I often pinch myself that I am acutally here. This was never in my grand plan. At 52 years, with my two chldren reared, this was the last place I expected to be. Yes life takes the most unexpected twists. Things happen that are out of our control.
I first leared about palliative care and the hospice movement in 2013 when I did work with the Irish Hospice Foundation (IHF). And that is how I met the person who I hold responsible for my being here in Africa, .81-year-old Nobel Peace Prize nominee Dr. Anne Merriman.
This inspirational powerhouse of a women is internationally renowned for bringing pallliative care to Africa. Born in Liverpool she joined the Medical Missionaries of Mary in Co. Louth in the 1950’s and went to medical school in UCD and qualified as a doctor.
After spending time working in Nigeria, Britain and Singapore she set up Hospice Africa Uganda in 1993. By this time she had left the MMM order but has maintained her strong faith and misisonary zeal. She has also kept strong links with Ireland. Hospice Africa Ireland supports the work and the Irish people have been very generous over the years.
Hospice Africa Uganda cares for around 1,800 patients a month at its three centres in Uganda – Kampala, Mbarara and Hoima. All of its services are outreach and care is delivered in peoples homes. HAU is also educating doctors and nurses from many other African countries in palliaitve care at the Institute of Hospice and Palliative Care at its headquarters in Kampala. Spreading the knowledge is how Dr. Anne sees palliative care reaching all corners of Africa.
Health care in Uganda is very undeveloped and only those with money will get treatment. Five per cent of people who get cancer will not any treatment. HAU is only reaching about ten per cent of people in need.
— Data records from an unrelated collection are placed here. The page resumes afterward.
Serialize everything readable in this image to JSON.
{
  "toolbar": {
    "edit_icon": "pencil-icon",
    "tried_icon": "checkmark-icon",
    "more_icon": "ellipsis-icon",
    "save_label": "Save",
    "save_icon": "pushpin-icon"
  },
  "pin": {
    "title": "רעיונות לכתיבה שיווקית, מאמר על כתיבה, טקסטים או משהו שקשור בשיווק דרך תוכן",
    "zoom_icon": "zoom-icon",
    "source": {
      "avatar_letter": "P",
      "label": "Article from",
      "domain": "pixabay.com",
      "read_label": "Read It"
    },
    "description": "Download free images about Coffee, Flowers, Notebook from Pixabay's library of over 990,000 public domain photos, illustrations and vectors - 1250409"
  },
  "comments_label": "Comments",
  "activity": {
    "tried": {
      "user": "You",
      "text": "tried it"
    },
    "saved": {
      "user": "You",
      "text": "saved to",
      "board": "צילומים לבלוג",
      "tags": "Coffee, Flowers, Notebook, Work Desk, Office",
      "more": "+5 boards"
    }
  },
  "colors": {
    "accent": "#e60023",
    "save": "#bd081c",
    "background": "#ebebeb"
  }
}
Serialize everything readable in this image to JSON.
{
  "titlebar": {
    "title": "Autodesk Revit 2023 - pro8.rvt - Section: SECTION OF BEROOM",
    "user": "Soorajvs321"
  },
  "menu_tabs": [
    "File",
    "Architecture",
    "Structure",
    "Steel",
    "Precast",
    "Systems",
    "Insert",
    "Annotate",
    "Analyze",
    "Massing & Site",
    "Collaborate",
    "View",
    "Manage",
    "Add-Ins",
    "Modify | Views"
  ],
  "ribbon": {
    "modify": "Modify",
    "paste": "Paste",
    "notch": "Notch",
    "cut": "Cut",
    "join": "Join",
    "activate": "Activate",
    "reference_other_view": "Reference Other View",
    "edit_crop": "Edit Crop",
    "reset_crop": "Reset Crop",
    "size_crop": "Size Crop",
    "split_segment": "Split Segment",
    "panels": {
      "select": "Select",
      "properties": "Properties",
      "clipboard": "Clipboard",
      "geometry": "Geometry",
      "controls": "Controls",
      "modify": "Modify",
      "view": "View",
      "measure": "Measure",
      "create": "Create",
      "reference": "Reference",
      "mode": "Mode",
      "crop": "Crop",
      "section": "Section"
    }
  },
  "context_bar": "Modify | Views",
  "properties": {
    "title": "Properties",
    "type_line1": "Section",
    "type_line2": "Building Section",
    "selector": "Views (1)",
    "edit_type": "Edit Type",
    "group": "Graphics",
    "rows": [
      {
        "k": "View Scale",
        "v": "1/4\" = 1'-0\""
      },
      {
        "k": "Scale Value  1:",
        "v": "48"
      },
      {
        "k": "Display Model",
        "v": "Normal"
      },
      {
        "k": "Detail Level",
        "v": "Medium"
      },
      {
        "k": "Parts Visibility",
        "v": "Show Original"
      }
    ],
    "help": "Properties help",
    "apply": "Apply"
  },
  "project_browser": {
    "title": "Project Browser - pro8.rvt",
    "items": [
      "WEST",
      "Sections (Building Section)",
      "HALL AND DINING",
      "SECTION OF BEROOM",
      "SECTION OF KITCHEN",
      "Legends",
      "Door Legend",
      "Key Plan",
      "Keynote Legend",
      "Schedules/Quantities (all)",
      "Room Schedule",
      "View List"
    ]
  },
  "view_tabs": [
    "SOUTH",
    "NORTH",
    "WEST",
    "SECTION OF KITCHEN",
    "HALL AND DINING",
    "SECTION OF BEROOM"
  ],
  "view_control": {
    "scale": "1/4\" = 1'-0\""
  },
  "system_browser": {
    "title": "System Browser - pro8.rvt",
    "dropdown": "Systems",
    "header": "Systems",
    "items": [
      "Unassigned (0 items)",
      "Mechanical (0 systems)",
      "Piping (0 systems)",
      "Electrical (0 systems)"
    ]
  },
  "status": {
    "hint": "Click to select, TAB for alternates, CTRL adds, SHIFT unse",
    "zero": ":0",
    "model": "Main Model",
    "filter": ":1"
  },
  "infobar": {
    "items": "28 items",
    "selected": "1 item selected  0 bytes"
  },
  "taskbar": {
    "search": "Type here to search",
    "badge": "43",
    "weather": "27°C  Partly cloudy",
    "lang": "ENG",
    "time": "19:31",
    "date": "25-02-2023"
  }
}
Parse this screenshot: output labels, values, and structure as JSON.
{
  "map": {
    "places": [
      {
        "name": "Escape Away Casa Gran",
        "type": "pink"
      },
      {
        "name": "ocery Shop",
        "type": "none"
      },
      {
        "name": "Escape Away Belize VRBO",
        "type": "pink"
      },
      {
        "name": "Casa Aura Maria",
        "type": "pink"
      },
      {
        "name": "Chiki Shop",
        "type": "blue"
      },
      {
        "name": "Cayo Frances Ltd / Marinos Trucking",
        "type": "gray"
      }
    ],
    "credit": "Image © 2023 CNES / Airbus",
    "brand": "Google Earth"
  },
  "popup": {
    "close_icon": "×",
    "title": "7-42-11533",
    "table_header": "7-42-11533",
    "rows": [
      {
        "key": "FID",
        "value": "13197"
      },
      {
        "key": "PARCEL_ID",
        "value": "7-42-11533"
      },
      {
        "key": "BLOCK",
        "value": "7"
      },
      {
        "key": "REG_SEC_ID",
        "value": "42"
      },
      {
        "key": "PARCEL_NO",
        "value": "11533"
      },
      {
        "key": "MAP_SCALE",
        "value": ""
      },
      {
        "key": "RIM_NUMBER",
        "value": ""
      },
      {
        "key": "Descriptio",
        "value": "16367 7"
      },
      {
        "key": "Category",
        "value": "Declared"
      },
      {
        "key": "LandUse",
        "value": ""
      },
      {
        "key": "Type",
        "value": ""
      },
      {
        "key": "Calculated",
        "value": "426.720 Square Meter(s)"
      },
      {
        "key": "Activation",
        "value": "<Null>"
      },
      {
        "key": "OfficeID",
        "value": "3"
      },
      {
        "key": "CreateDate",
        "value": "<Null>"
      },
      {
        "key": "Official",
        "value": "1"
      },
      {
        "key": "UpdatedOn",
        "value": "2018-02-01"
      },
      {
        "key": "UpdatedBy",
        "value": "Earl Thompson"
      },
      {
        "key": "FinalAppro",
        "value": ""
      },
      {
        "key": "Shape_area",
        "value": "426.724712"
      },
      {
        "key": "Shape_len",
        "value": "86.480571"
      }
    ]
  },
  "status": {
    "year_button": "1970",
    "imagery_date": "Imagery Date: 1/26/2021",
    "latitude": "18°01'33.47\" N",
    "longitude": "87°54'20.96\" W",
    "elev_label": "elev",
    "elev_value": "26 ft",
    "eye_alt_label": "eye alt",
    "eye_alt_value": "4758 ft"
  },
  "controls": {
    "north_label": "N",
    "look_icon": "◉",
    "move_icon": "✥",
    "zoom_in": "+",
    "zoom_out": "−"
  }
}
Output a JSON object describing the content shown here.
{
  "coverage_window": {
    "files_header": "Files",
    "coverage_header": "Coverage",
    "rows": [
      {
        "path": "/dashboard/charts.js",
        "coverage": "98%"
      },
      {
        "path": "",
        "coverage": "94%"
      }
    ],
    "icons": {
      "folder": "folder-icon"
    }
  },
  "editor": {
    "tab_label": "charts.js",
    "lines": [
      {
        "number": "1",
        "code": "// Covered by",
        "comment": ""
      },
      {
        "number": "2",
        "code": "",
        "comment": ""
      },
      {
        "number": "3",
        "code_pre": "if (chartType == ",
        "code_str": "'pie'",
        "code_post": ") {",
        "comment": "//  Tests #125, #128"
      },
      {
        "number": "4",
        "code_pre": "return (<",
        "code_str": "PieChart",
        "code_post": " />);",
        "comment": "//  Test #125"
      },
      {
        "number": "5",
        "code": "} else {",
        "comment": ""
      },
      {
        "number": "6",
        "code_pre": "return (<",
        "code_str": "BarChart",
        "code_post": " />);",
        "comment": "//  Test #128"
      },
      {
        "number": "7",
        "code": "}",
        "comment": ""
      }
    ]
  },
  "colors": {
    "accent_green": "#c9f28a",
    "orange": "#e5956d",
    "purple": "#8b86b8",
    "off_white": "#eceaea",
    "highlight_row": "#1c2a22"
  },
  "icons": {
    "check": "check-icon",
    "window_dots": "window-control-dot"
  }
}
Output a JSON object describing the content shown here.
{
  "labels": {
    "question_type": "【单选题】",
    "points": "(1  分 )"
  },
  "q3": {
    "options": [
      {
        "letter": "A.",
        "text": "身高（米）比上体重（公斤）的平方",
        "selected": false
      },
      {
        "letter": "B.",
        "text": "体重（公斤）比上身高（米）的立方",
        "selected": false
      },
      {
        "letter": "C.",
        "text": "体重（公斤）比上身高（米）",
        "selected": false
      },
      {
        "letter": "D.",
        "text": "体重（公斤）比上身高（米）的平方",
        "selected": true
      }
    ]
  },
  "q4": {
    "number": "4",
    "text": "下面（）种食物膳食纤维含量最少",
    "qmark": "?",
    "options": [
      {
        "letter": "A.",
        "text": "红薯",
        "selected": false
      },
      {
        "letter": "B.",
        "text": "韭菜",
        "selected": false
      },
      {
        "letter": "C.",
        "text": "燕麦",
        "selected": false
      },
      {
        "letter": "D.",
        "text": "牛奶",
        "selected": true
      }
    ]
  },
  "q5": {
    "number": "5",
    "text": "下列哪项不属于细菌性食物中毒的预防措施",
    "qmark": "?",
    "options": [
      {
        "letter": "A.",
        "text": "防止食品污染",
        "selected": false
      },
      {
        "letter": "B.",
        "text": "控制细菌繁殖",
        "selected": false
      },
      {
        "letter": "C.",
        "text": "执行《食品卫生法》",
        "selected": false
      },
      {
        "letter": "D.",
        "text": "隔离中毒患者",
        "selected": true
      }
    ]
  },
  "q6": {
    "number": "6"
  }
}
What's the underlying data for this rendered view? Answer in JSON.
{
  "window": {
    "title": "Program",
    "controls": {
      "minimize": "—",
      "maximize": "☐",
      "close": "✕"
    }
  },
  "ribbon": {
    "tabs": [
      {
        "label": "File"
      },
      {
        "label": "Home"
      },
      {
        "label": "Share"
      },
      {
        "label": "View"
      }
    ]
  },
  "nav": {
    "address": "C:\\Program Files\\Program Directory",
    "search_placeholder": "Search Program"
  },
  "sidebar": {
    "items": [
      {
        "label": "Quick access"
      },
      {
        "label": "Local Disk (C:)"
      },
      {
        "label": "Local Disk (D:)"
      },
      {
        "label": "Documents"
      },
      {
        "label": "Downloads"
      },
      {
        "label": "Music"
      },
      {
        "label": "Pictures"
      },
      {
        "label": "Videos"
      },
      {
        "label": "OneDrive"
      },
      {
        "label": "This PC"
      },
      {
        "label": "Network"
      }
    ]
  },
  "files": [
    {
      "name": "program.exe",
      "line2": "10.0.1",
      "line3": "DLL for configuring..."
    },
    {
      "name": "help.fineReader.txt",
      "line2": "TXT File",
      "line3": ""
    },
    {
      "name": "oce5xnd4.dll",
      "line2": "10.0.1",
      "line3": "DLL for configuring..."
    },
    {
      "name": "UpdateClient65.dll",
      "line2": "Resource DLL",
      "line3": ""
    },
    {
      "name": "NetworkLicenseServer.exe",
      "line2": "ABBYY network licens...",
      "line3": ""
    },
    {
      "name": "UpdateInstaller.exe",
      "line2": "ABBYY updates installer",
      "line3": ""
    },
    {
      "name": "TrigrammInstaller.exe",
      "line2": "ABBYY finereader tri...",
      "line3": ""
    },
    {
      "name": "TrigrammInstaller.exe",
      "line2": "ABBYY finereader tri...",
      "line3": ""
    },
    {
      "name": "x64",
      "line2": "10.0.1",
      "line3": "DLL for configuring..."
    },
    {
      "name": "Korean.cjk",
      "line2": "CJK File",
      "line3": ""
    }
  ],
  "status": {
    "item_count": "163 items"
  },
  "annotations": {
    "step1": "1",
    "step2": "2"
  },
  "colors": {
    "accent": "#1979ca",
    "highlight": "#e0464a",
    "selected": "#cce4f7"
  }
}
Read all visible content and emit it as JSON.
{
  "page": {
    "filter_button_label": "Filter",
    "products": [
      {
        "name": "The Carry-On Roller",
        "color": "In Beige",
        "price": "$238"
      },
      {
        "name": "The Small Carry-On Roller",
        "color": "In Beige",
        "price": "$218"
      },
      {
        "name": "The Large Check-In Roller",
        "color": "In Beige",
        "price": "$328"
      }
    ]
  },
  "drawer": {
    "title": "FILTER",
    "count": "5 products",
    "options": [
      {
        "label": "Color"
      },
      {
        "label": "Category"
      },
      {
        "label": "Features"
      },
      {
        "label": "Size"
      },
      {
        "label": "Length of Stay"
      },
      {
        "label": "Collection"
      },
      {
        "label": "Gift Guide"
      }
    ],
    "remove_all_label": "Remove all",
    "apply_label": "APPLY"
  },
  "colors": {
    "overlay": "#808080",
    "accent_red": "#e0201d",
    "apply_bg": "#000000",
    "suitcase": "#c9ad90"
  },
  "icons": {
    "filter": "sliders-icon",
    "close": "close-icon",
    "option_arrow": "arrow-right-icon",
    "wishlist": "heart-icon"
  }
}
With treatment and cure for cancer and Aids and other serious illness at such a low rate, palliative and end of life care is all important. Oral liquid morphine is key to helping HAU staff provide peace and dignity to desparately ill people in their last weeks and days.
My first few weeks in Uganda were quite a culture shock. All the travel I had done in the past in my job as a journalist, which included two years as Asia correspondent of the Irish Times during which I covered the War against terror in Pakistan and Afghanistan, did not prepare me for Kampala, its dry heat, dusty pot-holed roads and chaotic traffic, the poverty, and the warmth of the people.
Full of Fun and Love
In my first three months I stayed with Dr. Anne whose house is full of fun and love. Happy chaos! She has 10 dogs, 6 cats and her extended family, the three girls who work for her (all unmarried mothers) and their gorgeous kids. I have become godmother to one of them, three-yer-old Pearl.
I have come to truly realise the meaning of palliative care and “hospice”. In Ireland when we hear of hospice we think of a building where people go to die. Here hospice is a philosophy where the sick are cared for loved ones and helped to die in comfort and peace and digniy at home.
After one month I knew I was not ready to come home. I decided to stay until May. And I have now extended further to September. Come then who knows? The pull of Africa is proving very strong.
I do miss home, my kids (aged 24 and 26) and my family including my mother, Kitty in Goresbridge and my four brothers and sisters most who are living in the Kilkenny area.
But what is one year in a lifetime. A year which has put a lot of things into perspective for me. A year in which I am seeing a completely different side to life. A year in which I realise how lucky I am and people in Ireland are.
Note: Since December I have raised €25,000 for HAU. I have set a target to raise another €20,000 before I come home. My online donation account (the money goes directly to Hospice Africa Ireland, a board which fundraises for HAU) is at: https://give.everydayhero.com/ie/miriam-2 Every little helps and thanks for your support.